Highlighting Gaps in Care
Another advantage of incorporating HEDIS evaluations into a payer organization is that by their very nature HEDIS metrics will identify deficiencies. While HEDIS certainly rewards positive outcomes, it is also important to remember that it is a performance improvement tool which allows payers to recognize any weaknesses in their services. As I mentioned earlier, improving HEDIS scores has everything to do with closing gaps, so by shining a spotlight on deficiencies, payers can now shift resources accordingly to improve in those areas.
Improving HEDIS Scores
So far, we’ve examined the positive incentives associated with incorporating a HEDIS program. However, HEDIS evaluations are an annual endeavor. It is important that payer organizations continue to seek ways of improving their scores year-to-year. One certain way of doing this would be to implement a proper data management system.
According to the U.S. Census, there were over 300 million insured individuals in 2019. HEDIS metrics rely on data collected from all areas of a health plan from claims to provider information. Without proper data management, HEDIS metrics can easily be skewed or completely incorrect. If HEDIS information isn’t properly managed, payers can suffer financial penalties or, in some cases, even be forced to shut down for continuous violations.

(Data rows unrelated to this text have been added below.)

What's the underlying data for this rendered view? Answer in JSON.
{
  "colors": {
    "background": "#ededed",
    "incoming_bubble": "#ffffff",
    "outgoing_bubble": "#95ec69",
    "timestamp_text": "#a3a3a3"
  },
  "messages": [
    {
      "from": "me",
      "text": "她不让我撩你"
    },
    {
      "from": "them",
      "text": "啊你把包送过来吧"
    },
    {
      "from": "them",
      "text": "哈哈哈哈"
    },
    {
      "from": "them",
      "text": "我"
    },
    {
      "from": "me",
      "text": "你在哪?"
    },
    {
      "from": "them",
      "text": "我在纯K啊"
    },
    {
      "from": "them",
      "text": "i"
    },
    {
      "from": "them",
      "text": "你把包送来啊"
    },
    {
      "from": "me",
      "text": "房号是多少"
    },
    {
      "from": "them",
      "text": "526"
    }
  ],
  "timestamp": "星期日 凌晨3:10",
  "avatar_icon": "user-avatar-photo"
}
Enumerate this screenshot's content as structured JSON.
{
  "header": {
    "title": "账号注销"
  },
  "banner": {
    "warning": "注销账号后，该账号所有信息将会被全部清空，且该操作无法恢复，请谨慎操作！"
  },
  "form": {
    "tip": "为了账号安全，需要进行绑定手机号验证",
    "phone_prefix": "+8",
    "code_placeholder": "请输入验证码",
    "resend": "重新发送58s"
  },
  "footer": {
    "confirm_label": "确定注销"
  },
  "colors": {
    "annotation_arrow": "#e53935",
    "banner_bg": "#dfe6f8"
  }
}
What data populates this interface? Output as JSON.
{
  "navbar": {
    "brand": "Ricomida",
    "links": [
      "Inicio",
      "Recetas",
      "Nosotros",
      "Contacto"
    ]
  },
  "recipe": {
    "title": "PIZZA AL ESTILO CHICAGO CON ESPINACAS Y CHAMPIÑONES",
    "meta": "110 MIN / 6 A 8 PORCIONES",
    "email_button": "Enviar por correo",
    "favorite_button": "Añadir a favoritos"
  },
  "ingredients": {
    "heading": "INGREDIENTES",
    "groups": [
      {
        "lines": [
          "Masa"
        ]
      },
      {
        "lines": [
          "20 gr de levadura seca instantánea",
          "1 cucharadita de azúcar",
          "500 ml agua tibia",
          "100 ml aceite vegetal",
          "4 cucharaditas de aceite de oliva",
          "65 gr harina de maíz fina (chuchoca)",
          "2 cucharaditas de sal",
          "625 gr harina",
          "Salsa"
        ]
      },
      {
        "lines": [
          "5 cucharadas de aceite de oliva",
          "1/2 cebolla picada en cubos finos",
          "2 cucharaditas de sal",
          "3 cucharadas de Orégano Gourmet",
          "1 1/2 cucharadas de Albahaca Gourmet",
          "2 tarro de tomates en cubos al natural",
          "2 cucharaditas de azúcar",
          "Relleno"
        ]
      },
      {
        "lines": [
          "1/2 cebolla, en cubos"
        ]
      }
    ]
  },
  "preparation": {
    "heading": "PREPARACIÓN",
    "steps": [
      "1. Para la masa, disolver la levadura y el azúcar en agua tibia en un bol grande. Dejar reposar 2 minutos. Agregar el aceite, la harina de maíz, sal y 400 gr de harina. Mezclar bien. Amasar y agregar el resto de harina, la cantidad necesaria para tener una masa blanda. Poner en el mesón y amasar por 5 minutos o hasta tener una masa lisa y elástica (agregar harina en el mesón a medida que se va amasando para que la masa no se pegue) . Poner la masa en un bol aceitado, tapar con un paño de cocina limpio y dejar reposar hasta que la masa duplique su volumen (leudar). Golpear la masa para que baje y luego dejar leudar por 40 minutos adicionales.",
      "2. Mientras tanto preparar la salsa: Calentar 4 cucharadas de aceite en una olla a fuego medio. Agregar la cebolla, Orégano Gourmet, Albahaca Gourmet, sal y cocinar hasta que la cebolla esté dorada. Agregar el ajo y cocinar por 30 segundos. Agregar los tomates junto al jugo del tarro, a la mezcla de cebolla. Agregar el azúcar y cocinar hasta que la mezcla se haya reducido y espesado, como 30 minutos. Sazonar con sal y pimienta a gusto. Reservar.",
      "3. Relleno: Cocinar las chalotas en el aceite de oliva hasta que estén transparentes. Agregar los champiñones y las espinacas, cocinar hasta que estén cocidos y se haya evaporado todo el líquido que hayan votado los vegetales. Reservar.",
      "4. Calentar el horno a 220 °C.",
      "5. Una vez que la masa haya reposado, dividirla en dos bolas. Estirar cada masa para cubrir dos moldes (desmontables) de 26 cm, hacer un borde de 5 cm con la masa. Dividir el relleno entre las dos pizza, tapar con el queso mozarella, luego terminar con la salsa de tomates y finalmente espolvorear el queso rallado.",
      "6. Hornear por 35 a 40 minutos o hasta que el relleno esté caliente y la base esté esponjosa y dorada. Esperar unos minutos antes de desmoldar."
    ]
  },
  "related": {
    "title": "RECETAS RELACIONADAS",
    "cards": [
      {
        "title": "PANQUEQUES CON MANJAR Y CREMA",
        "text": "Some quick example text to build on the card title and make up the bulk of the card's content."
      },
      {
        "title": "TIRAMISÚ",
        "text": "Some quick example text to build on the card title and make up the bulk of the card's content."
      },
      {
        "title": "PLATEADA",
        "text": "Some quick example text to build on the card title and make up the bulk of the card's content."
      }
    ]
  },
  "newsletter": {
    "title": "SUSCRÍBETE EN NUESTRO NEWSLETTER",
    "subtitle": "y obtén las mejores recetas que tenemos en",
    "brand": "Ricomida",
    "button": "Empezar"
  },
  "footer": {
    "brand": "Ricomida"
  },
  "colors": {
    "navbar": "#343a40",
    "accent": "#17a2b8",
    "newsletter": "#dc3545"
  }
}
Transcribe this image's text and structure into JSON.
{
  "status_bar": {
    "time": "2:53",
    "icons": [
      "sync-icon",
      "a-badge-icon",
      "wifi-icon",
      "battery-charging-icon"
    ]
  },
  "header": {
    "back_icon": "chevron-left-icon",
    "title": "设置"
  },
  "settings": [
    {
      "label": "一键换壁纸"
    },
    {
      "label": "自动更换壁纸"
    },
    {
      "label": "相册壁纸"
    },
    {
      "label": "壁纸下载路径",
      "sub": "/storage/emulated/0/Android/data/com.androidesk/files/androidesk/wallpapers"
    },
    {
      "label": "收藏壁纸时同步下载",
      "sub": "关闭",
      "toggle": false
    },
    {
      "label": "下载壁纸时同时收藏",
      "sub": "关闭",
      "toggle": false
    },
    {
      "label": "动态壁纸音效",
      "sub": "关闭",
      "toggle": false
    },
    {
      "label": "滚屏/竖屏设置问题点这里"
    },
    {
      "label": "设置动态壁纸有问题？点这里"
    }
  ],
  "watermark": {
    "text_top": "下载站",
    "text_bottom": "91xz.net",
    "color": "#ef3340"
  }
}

Here are a few key areas where proper data management can improve HEDIS scores:
- Data Integration – Consolidating data sources will reduce complexity and make it easier to collect and connect the necessary data for HEDIS metrics.
- Data Centralization – Delivering a single source of truth supports data governance and master data management. Additionally, health plans can be confident in the data they are using to calculate HEDIS scores, and annual HEDIS audits will run smoothly if all data is centralized, and transformations are clearly defined.
- Data Modernization – Migrating from legacy to a modern cloud-based platforms can support the increased size of data seen in a growing organization and also accommodate the complex algorithms that HEDIS metrics are based on.
- Analytics tools – Adopting proper business intelligence (BI) tools to securely share and develop data reports and dashboards can encourage targeted analytics to identify underlying causes of gaps in care.
At Data Ideology we have supported several payer organizations with their Healthcare Effectiveness Data and Information Set (HEDIS) initiatives by utilizing these very same data practices. Our unique experience in this area, combined with our methodologies, have yielded consistent positive outcomes for these organizations. By creating a custom framework that optimizes an organization’s data life cycle we, in turn, help payers maximizing HEDIS evaluations and CMS star ratings and, more importantly, enhance customer satisfaction.